Just like “crypto isakmp policy”, the “crypto ikev2 policy” configuration is global and cannot be specified on a per-peer basis.  If there’s a mismatch, “debug crypto ikev2 error” will show something like this:

IKEv2-ERROR:(SESSION ID = 685,SA ID = 1):Expected Policies: : Failed to find a matching policyProposal 1: AES-CBC-128 SHA256 SHA256 DH_GROUP_2048_MODP/Group 14

There are two solutions.  The simplest is specify all possible encryption, integrity, and PFS parameters in a single proposal:

crypto ikev2 proposal MY_IKEV2_PROPOSAL 
 encryption aes-cbc-256 aes-cbc-192 aes-cbc-128 3des
 integrity sha512 sha384 sha256 sha1
 group 21 20 19 16 14 5 2

crypto ikev2 policy MY_IKEV2_POLICY 

Alternately, write separate proposals, then list them in the policy by preference:

crypto ikev2 proposal HIGH 
 encryption aes-cbc-256 aes-cbc-192 aes-cbc-128 
 integrity sha512 sha384 sha256 
 group 21 20 19
crypto ikev2 proposal MEDIUM
 encryption aes-cbc-256 aes-cbc-192 aes-cbc-128 
 integrity sha256 sha1
 group 16 14
crypto ikev2 proposal LOW 
 encryption aes-cbc-128 3des
 integrity sha1 md5
 group 5 2
crypto ikev2 policy MY_IKEV2_POLICY 
 proposal HIGH
 proposal MEDIUM
 proposal LOW

It’s disappointing Cisco did not design things so policies could be associated with individual peers.   Imagine a router terminating VPNs to different business partners, where Partner A insists on AES256/SHA512/Group16, while Partner B is still doing 3DES/MD5/Group2.  You would write the policy with the most secure at the top, but there’s nothing to stop partner A from downgrading to partner B’s policy.  It’s a security concern, plus takes extra time to negotiate.

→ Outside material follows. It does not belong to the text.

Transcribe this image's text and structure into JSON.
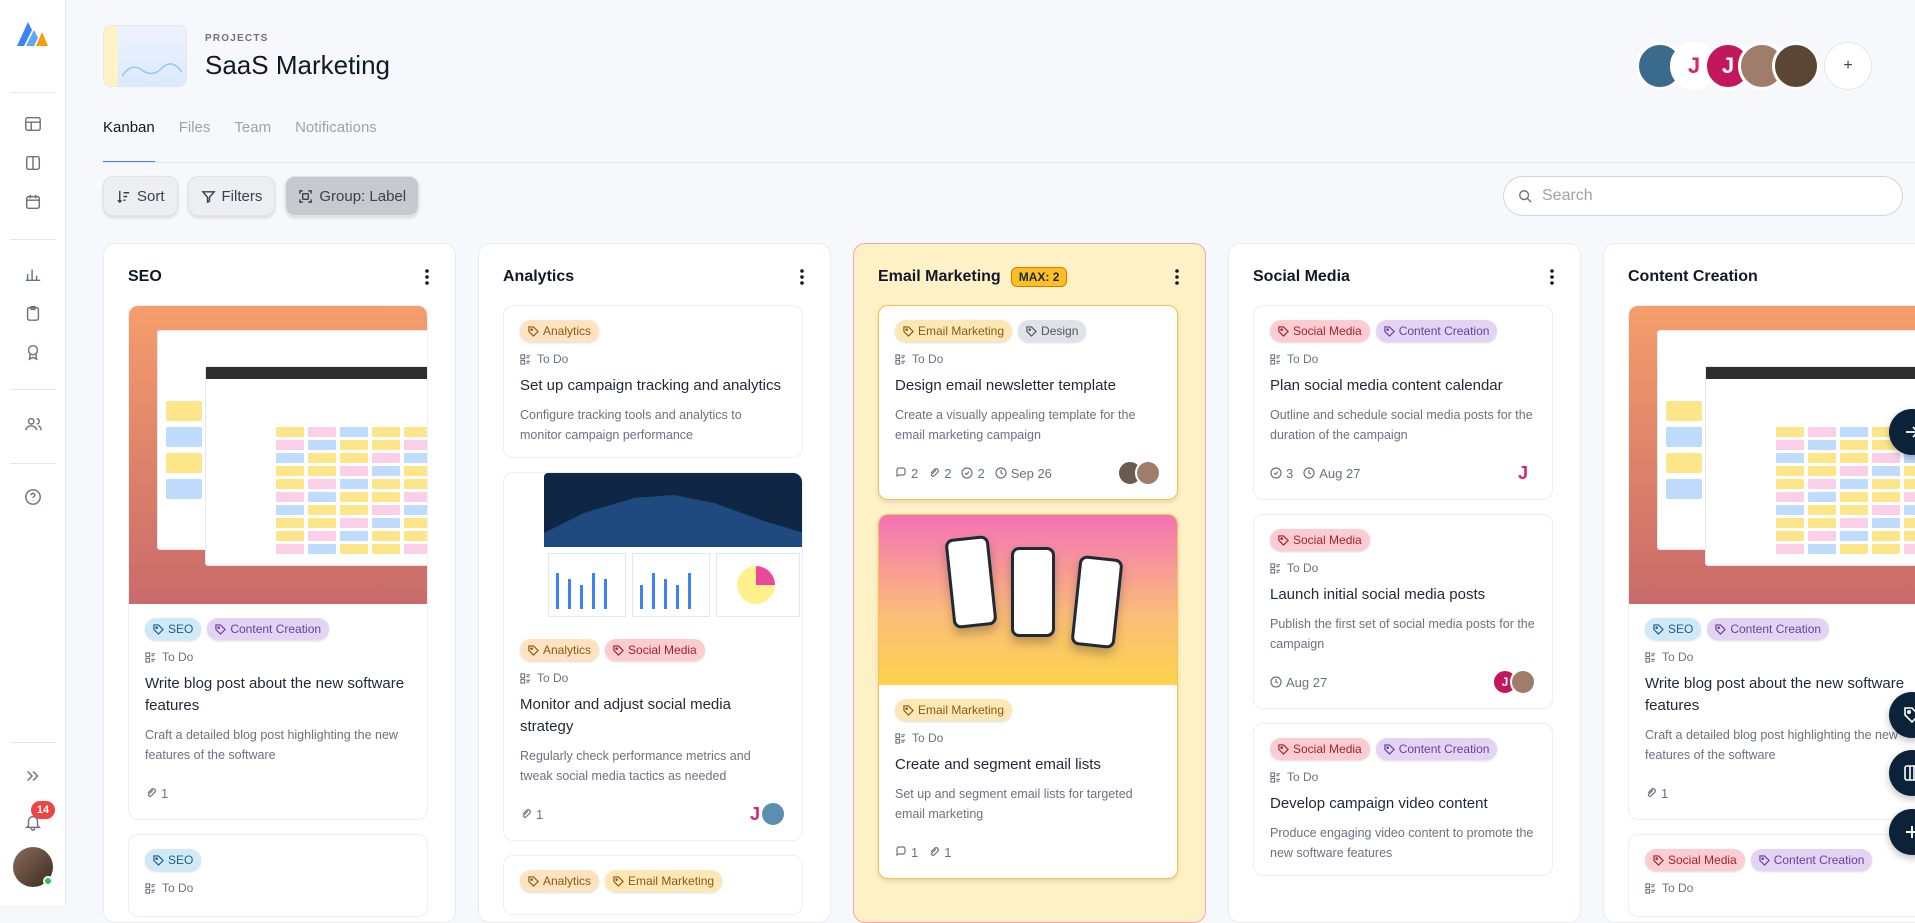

Palo Alto Firewalls supports different ISAKMP policies on a per-IKE gateway basis and it’s one of the reasons I’ve really preferred them for Site-to-Site VPNs over the years.